Page and application data records
※
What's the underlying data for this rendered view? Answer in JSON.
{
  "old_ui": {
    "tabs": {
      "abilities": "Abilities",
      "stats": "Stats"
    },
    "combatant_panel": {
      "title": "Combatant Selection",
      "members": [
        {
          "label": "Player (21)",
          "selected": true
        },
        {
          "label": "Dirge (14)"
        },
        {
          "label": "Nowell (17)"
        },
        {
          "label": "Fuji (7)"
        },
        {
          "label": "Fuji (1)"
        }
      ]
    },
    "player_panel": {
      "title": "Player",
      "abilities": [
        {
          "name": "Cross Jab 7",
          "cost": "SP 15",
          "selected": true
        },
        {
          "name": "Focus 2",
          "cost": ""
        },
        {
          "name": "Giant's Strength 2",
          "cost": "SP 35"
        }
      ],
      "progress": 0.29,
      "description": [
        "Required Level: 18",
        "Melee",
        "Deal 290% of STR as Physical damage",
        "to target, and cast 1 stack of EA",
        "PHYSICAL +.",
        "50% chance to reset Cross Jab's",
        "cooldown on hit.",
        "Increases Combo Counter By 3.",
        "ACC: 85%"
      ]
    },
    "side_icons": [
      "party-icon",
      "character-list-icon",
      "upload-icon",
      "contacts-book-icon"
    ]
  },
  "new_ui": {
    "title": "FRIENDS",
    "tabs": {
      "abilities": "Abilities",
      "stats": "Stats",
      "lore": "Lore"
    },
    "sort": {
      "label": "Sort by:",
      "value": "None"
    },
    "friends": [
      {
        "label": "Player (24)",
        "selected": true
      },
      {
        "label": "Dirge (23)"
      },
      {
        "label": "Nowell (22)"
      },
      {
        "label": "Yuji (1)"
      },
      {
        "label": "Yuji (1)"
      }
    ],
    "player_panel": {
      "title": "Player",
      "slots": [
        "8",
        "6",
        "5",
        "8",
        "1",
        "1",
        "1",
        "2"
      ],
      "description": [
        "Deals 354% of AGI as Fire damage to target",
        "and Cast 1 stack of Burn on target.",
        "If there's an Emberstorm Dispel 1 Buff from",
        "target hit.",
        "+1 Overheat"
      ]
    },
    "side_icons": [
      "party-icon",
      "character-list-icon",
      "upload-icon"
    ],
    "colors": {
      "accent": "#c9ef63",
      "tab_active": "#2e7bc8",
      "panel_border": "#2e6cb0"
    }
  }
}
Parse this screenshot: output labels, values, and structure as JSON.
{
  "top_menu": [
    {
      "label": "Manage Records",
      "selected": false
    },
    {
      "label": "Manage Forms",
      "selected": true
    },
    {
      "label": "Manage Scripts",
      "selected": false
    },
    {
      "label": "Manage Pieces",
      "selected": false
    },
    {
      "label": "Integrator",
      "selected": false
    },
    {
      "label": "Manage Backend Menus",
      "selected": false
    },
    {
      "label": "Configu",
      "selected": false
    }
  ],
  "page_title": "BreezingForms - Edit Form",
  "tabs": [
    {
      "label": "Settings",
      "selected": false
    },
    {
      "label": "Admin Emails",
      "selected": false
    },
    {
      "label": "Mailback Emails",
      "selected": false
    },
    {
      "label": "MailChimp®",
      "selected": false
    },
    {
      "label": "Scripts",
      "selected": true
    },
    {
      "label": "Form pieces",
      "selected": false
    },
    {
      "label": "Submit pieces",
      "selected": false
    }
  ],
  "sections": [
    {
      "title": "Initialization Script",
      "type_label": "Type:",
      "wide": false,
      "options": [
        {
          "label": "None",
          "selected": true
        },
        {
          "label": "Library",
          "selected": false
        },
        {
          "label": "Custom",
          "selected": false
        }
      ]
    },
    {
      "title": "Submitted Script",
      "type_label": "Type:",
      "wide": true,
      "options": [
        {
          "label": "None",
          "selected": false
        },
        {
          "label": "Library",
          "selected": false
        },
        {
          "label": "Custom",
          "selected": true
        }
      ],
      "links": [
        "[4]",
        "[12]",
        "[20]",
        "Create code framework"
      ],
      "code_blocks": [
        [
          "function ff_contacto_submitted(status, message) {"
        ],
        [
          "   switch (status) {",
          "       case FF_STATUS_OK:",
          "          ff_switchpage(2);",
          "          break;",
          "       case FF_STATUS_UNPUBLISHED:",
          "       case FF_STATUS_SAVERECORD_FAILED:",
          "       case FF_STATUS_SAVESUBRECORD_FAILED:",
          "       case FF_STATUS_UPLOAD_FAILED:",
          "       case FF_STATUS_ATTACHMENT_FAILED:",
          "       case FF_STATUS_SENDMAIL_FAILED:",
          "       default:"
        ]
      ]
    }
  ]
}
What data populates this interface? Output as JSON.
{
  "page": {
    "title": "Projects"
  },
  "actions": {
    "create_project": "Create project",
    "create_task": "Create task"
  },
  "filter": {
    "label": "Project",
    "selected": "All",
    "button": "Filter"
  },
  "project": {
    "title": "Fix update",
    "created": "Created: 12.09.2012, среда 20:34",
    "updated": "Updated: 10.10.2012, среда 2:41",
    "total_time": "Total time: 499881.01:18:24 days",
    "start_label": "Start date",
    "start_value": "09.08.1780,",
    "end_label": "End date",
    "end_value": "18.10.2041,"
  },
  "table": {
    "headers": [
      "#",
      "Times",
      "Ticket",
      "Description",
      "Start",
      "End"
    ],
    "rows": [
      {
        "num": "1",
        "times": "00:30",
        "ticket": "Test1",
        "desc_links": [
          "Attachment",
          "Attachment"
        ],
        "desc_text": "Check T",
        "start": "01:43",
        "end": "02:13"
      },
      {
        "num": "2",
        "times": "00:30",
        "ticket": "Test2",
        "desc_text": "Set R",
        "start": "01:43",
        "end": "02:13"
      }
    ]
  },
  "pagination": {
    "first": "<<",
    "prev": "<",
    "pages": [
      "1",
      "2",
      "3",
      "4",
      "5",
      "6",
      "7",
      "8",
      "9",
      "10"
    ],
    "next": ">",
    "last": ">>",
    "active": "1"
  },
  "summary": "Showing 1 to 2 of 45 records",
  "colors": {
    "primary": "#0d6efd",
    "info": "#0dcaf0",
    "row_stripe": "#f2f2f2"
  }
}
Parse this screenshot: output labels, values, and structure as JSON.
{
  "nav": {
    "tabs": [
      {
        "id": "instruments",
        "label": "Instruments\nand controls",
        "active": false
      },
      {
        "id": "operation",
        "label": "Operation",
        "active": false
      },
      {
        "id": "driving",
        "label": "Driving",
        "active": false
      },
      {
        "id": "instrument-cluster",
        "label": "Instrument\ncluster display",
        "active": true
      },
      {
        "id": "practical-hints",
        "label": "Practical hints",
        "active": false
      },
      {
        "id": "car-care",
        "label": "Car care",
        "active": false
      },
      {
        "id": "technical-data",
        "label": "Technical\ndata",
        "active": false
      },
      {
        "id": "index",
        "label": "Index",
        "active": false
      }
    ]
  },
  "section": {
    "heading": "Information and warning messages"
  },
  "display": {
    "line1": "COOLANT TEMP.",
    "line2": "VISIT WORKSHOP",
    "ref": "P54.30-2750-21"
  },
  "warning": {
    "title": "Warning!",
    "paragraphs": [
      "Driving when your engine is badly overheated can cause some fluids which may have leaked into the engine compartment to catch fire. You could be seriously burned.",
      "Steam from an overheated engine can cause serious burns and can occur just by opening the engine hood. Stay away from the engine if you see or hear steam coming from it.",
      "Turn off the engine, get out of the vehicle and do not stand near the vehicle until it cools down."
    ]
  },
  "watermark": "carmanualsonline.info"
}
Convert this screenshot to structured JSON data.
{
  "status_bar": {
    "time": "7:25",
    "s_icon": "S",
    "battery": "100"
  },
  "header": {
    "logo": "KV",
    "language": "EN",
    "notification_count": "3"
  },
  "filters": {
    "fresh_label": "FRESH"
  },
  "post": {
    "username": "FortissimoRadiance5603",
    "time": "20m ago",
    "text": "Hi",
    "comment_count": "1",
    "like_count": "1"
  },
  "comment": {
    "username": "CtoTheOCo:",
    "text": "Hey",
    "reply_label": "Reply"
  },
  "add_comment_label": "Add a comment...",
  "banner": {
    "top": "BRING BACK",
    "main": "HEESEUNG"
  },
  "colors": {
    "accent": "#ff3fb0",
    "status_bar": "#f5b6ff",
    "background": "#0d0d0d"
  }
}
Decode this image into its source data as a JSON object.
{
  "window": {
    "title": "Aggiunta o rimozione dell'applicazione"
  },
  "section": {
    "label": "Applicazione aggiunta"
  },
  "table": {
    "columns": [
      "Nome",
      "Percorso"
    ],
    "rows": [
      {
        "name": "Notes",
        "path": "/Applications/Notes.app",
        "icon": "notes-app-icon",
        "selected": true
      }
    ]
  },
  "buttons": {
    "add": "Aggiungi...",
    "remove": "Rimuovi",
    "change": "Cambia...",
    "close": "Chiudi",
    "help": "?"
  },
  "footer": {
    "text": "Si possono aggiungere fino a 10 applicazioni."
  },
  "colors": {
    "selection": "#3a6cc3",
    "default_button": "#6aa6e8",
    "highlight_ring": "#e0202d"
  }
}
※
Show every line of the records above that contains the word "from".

Exercise result
        "If there's an Emberstorm Dispel 1 Buff from",
      "Steam from an overheated engine can cause serious burns and can occur just by opening the engine hood. Stay away from the engine if you see or hear steam coming from it.",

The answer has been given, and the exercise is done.